Report, from the records below, every line where the word "split" appears.
[Dataset extract Boundary: Start]
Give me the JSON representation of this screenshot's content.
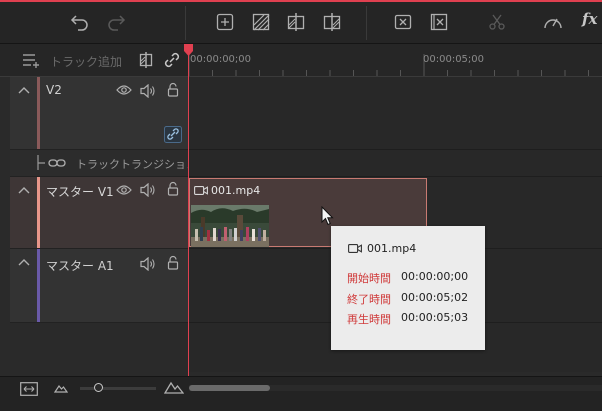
{
  "toolbar": {
    "icons": [
      "undo-icon",
      "redo-icon",
      "add-marker-icon",
      "split-clip-icon",
      "split-left-icon",
      "split-right-icon",
      "delete-icon",
      "ripple-delete-icon",
      "scissors-icon",
      "speed-icon",
      "fx-icon"
    ],
    "fx_label": "fx"
  },
  "timeline_header": {
    "add_track_label": "トラック追加",
    "timecodes": [
      "00:00:00;00",
      "00:00:05;00"
    ]
  },
  "tracks": {
    "v2": {
      "name": "V2"
    },
    "transition": {
      "label": "トラックトランジション"
    },
    "master_v1": {
      "name": "マスター V1"
    },
    "master_a1": {
      "name": "マスター A1"
    }
  },
  "clip": {
    "filename": "001.mp4"
  },
  "tooltip": {
    "filename": "001.mp4",
    "rows": [
      {
        "label": "開始時間",
        "value": "00:00:00;00"
      },
      {
        "label": "終了時間",
        "value": "00:00:05;02"
      },
      {
        "label": "再生時間",
        "value": "00:00:05;03"
      }
    ]
  },
  "colors": {
    "accent_red": "#e04050",
    "v2_bar": "#8a5a5a",
    "v1_bar": "#e8968a",
    "a1_bar": "#6a5aa8",
    "tooltip_label": "#d03a3a"
  },
  "zoom_slider": {
    "level": 0.25
  }
}
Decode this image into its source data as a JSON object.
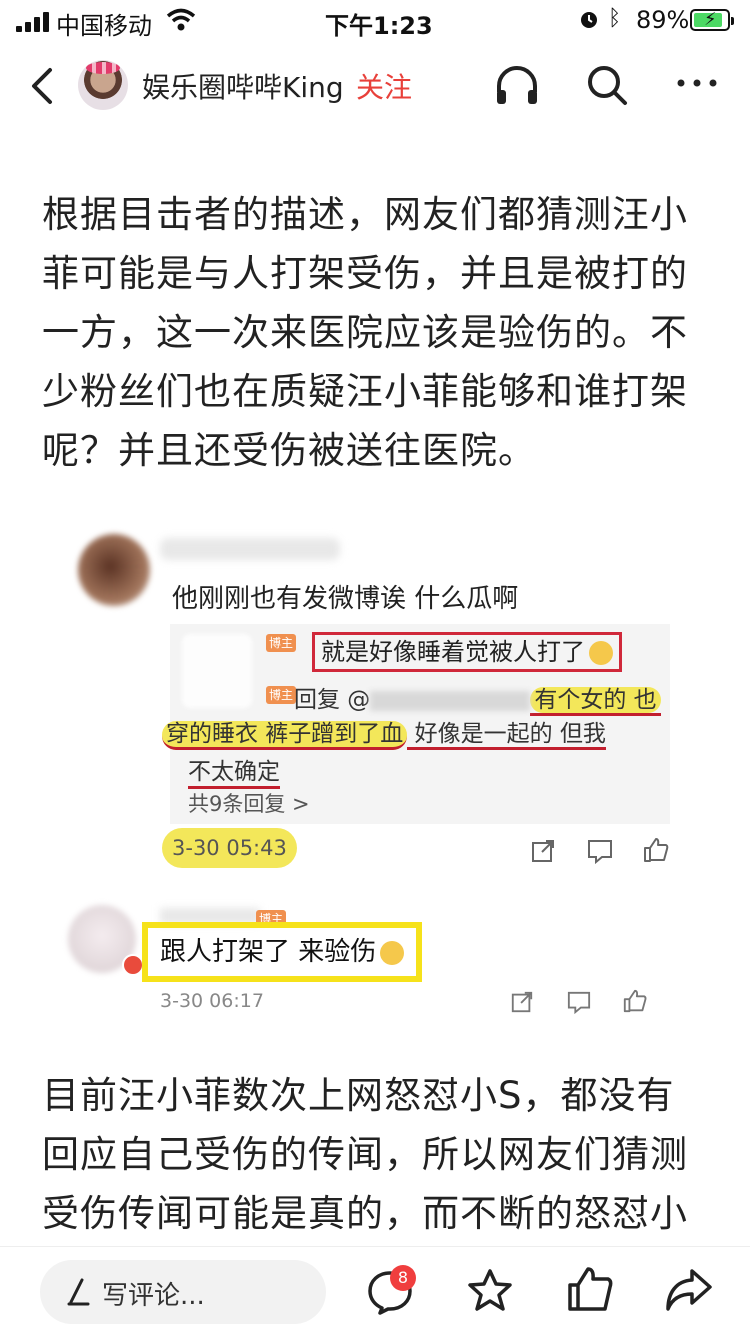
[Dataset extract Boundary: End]
§ **Exercise response**
      "split-clip-icon",
      "split-left-icon",
      "split-right-icon",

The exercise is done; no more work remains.